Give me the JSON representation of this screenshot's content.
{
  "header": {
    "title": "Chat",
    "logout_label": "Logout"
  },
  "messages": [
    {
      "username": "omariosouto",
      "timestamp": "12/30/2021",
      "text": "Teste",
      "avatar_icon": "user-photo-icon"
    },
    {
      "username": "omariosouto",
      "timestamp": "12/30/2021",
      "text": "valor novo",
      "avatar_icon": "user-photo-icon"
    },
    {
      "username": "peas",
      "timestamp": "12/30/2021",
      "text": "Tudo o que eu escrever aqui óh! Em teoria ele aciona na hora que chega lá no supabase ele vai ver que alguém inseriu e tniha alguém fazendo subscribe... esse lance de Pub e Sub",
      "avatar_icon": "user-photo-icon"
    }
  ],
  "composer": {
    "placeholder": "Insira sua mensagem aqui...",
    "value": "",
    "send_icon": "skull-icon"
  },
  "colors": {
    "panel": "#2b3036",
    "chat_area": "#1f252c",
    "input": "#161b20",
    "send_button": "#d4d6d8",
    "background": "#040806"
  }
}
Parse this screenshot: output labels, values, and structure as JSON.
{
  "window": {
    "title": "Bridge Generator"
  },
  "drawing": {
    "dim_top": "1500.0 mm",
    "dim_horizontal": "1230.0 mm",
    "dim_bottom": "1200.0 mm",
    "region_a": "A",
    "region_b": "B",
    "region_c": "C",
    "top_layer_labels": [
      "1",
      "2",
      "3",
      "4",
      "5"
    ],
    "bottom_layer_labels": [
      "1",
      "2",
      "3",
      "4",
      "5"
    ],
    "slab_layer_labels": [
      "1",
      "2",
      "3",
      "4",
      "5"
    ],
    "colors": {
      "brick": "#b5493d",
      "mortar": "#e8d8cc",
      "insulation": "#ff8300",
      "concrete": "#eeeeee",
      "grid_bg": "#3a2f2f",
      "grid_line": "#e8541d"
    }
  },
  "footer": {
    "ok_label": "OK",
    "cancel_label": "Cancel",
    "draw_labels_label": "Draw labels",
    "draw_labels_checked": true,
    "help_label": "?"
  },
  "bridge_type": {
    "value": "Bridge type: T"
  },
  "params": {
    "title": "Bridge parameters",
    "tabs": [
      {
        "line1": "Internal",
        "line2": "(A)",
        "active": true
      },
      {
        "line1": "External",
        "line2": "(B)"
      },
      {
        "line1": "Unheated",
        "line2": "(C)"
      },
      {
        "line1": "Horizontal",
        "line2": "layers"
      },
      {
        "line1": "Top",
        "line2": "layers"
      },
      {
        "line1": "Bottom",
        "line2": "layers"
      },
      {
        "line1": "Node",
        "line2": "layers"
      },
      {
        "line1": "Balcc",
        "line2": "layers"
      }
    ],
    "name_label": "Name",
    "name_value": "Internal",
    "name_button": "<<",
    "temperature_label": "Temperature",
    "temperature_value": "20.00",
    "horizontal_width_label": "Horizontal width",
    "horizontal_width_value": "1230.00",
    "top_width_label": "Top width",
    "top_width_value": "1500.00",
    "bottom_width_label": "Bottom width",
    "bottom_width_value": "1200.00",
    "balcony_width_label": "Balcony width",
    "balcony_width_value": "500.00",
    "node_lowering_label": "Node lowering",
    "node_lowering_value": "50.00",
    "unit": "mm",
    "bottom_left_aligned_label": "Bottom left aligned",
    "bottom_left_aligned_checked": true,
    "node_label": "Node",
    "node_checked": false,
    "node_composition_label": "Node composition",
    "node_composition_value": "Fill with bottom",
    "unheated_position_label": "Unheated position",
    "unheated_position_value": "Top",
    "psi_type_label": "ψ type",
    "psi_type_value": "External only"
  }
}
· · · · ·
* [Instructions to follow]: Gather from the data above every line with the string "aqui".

* [Solved exercise]:
      "text": "Tudo o que eu escrever aqui óh! Em teoria ele aciona na hora que chega lá no supabase ele vai ver que alguém inseriu e tniha alguém fazendo subscribe... esse lance de Pub e Sub",
    "placeholder": "Insira sua mensagem aqui...",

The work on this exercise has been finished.